We present a comprehensive three-dimensional analysis of Kelvin probe force microscopy of semiconductors. It is shown that high-resolution electronic defect imaging is strongly affected by free carrier electrostatic screening, and the finite size of the measuring tip. In measurements conducted under ambient conditions, defects that are not more then 2 nanometers below the surface, and are at least 50 nanometers apart can be imaged only if the tip-sample distance is not larger then 10 nanometers. Under ultrahigh vacuum conditions, when the tip-sample distance can be as small as 1 nanometer, it is shown that the tip-induced band bending is only around a few millivolts, and can be neglected for most practical purposes. Our model is compared to ultrahigh vacuum Kelvin probe force microscopy measurements of surface steps on GaP, and it is shown that it can be used to obtain local surface charge densities.

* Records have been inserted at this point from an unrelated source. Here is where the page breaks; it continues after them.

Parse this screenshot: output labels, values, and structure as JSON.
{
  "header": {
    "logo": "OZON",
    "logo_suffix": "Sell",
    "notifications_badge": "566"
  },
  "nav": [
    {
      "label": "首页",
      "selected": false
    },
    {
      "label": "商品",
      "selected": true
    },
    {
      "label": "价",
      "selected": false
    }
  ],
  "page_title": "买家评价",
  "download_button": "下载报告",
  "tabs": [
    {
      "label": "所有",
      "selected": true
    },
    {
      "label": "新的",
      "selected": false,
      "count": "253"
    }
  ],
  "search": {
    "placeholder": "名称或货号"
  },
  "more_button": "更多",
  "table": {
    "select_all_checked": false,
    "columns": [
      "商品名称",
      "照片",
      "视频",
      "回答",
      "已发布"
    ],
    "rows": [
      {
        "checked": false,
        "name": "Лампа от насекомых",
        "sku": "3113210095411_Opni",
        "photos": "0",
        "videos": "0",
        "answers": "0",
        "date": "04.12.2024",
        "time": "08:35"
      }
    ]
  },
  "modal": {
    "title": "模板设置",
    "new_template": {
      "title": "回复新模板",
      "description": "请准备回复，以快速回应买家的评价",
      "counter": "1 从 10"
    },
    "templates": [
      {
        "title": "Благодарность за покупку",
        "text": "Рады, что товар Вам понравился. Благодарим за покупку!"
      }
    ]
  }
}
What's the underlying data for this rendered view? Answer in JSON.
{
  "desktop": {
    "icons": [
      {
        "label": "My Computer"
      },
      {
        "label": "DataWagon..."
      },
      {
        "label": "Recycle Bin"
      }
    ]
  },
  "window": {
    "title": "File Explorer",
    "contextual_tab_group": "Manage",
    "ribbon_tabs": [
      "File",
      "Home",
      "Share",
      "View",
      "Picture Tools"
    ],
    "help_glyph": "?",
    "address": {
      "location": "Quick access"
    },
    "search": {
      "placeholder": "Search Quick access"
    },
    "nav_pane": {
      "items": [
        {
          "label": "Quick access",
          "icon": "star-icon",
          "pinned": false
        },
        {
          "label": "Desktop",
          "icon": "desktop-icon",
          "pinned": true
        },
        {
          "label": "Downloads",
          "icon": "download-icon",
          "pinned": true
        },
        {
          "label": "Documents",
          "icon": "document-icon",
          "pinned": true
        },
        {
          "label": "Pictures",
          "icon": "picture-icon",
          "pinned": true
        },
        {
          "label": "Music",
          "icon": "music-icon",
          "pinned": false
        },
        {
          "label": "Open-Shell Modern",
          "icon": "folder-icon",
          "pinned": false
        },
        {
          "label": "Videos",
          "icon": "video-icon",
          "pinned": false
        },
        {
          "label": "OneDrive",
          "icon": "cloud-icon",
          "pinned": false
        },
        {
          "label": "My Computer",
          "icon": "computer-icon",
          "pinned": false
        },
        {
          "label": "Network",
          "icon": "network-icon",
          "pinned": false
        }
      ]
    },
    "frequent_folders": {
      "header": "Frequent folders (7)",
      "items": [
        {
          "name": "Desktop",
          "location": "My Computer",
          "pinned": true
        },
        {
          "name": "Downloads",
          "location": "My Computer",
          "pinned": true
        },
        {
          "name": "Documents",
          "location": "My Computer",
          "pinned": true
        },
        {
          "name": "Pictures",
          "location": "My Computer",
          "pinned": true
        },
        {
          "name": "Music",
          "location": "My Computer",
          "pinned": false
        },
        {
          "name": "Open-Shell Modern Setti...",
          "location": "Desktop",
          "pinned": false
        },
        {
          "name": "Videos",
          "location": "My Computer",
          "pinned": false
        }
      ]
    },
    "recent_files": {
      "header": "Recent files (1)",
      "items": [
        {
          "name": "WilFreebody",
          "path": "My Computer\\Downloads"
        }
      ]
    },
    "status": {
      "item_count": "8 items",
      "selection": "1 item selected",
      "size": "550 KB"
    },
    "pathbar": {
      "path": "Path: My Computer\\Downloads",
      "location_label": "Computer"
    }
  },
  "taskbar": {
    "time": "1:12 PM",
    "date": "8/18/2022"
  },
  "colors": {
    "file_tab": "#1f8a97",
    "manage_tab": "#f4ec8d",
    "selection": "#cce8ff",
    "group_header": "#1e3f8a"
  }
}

|Journal||Physical Review B - Condensed Matter and Materials Physics|
|State||Published - 1 Jan 2004|
ASJC Scopus subject areas
- Electronic, Optical and Magnetic Materials
- Condensed Matter Physics